» Exercise objective
Return the full listing exactly as it is written.

» Provided material

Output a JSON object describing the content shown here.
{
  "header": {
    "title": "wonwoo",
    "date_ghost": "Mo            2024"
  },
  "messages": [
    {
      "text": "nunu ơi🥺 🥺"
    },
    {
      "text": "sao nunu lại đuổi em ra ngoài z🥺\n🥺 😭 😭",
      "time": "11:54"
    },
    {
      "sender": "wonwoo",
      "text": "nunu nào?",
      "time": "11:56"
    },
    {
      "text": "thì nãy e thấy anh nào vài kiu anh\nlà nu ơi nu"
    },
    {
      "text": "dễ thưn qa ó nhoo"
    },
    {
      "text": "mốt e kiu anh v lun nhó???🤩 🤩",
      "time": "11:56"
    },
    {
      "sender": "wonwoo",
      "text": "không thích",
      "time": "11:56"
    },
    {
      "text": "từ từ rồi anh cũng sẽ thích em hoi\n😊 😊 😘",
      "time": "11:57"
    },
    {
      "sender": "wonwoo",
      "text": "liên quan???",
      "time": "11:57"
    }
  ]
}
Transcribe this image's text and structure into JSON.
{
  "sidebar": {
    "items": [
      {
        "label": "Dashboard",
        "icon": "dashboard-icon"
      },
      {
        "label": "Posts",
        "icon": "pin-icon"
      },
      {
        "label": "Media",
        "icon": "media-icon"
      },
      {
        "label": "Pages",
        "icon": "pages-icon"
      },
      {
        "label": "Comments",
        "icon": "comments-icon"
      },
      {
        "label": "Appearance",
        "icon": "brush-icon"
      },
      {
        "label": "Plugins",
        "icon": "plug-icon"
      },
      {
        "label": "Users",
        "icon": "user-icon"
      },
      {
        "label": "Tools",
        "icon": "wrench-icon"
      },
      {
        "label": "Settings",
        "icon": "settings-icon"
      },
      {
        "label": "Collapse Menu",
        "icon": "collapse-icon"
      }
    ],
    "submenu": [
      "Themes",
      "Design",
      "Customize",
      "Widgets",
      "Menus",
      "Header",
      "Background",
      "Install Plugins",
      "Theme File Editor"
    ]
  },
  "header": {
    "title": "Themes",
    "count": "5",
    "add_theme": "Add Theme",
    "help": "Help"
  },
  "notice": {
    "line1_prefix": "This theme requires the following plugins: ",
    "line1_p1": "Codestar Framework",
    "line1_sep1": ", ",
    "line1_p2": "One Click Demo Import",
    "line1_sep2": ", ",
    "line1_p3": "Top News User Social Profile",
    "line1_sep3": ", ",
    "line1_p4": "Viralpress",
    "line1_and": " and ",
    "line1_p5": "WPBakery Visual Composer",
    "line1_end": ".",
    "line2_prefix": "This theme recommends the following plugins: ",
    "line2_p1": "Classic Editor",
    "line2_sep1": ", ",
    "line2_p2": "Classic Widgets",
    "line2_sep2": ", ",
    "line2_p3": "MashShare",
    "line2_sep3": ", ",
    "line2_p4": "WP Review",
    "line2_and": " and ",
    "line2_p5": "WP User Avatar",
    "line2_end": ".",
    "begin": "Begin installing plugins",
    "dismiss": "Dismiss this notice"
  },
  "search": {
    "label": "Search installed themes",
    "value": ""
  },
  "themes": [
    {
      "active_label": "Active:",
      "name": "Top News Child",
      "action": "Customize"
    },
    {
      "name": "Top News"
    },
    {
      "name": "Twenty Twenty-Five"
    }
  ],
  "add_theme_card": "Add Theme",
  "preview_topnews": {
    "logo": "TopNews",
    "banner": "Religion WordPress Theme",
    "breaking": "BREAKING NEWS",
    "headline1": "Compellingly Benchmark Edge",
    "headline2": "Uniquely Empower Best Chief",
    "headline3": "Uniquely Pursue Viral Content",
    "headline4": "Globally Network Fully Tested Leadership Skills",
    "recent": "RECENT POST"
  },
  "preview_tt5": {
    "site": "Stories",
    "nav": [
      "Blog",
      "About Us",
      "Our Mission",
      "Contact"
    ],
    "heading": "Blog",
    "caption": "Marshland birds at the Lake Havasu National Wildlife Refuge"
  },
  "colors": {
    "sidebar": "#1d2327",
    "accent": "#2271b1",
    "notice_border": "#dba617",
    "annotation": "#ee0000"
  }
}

» Problem solution
Output a JSON object describing the content shown here.
{
  "header": {
    "title": "wonwoo",
    "date_ghost": "Mo            2024"
  },
  "messages": [
    {
      "text": "nunu ơi🥺 🥺"
    },
    {
      "text": "sao nunu lại đuổi em ra ngoài z🥺\n🥺 😭 😭",
      "time": "11:54"
    },
    {
      "sender": "wonwoo",
      "text": "nunu nào?",
      "time": "11:56"
    },
    {
      "text": "thì nãy e thấy anh nào vài kiu anh\nlà nu ơi nu"
    },
    {
      "text": "dễ thưn qa ó nhoo"
    },
    {
      "text": "mốt e kiu anh v lun nhó???🤩 🤩",
      "time": "11:56"
    },
    {
      "sender": "wonwoo",
      "text": "không thích",
      "time": "11:56"
    },
    {
      "text": "từ từ rồi anh cũng sẽ thích em hoi\n😊 😊 😘",
      "time": "11:57"
    },
    {
      "sender": "wonwoo",
      "text": "liên quan???",
      "time": "11:57"
    }
  ]
}
Transcribe this image's text and structure into JSON.
{
  "sidebar": {
    "items": [
      {
        "label": "Dashboard",
        "icon": "dashboard-icon"
      },
      {
        "label": "Posts",
        "icon": "pin-icon"
      },
      {
        "label": "Media",
        "icon": "media-icon"
      },
      {
        "label": "Pages",
        "icon": "pages-icon"
      },
      {
        "label": "Comments",
        "icon": "comments-icon"
      },
      {
        "label": "Appearance",
        "icon": "brush-icon"
      },
      {
        "label": "Plugins",
        "icon": "plug-icon"
      },
      {
        "label": "Users",
        "icon": "user-icon"
      },
      {
        "label": "Tools",
        "icon": "wrench-icon"
      },
      {
        "label": "Settings",
        "icon": "settings-icon"
      },
      {
        "label": "Collapse Menu",
        "icon": "collapse-icon"
      }
    ],
    "submenu": [
      "Themes",
      "Design",
      "Customize",
      "Widgets",
      "Menus",
      "Header",
      "Background",
      "Install Plugins",
      "Theme File Editor"
    ]
  },
  "header": {
    "title": "Themes",
    "count": "5",
    "add_theme": "Add Theme",
    "help": "Help"
  },
  "notice": {
    "line1_prefix": "This theme requires the following plugins: ",
    "line1_p1": "Codestar Framework",
    "line1_sep1": ", ",
    "line1_p2": "One Click Demo Import",
    "line1_sep2": ", ",
    "line1_p3": "Top News User Social Profile",
    "line1_sep3": ", ",
    "line1_p4": "Viralpress",
    "line1_and": " and ",
    "line1_p5": "WPBakery Visual Composer",
    "line1_end": ".",
    "line2_prefix": "This theme recommends the following plugins: ",
    "line2_p1": "Classic Editor",
    "line2_sep1": ", ",
    "line2_p2": "Classic Widgets",
    "line2_sep2": ", ",
    "line2_p3": "MashShare",
    "line2_sep3": ", ",
    "line2_p4": "WP Review",
    "line2_and": " and ",
    "line2_p5": "WP User Avatar",
    "line2_end": ".",
    "begin": "Begin installing plugins",
    "dismiss": "Dismiss this notice"
  },
  "search": {
    "label": "Search installed themes",
    "value": ""
  },
  "themes": [
    {
      "active_label": "Active:",
      "name": "Top News Child",
      "action": "Customize"
    },
    {
      "name": "Top News"
    },
    {
      "name": "Twenty Twenty-Five"
    }
  ],
  "add_theme_card": "Add Theme",
  "preview_topnews": {
    "logo": "TopNews",
    "banner": "Religion WordPress Theme",
    "breaking": "BREAKING NEWS",
    "headline1": "Compellingly Benchmark Edge",
    "headline2": "Uniquely Empower Best Chief",
    "headline3": "Uniquely Pursue Viral Content",
    "headline4": "Globally Network Fully Tested Leadership Skills",
    "recent": "RECENT POST"
  },
  "preview_tt5": {
    "site": "Stories",
    "nav": [
      "Blog",
      "About Us",
      "Our Mission",
      "Contact"
    ],
    "heading": "Blog",
    "caption": "Marshland birds at the Lake Havasu National Wildlife Refuge"
  },
  "colors": {
    "sidebar": "#1d2327",
    "accent": "#2271b1",
    "notice_border": "#dba617",
    "annotation": "#ee0000"
  }
}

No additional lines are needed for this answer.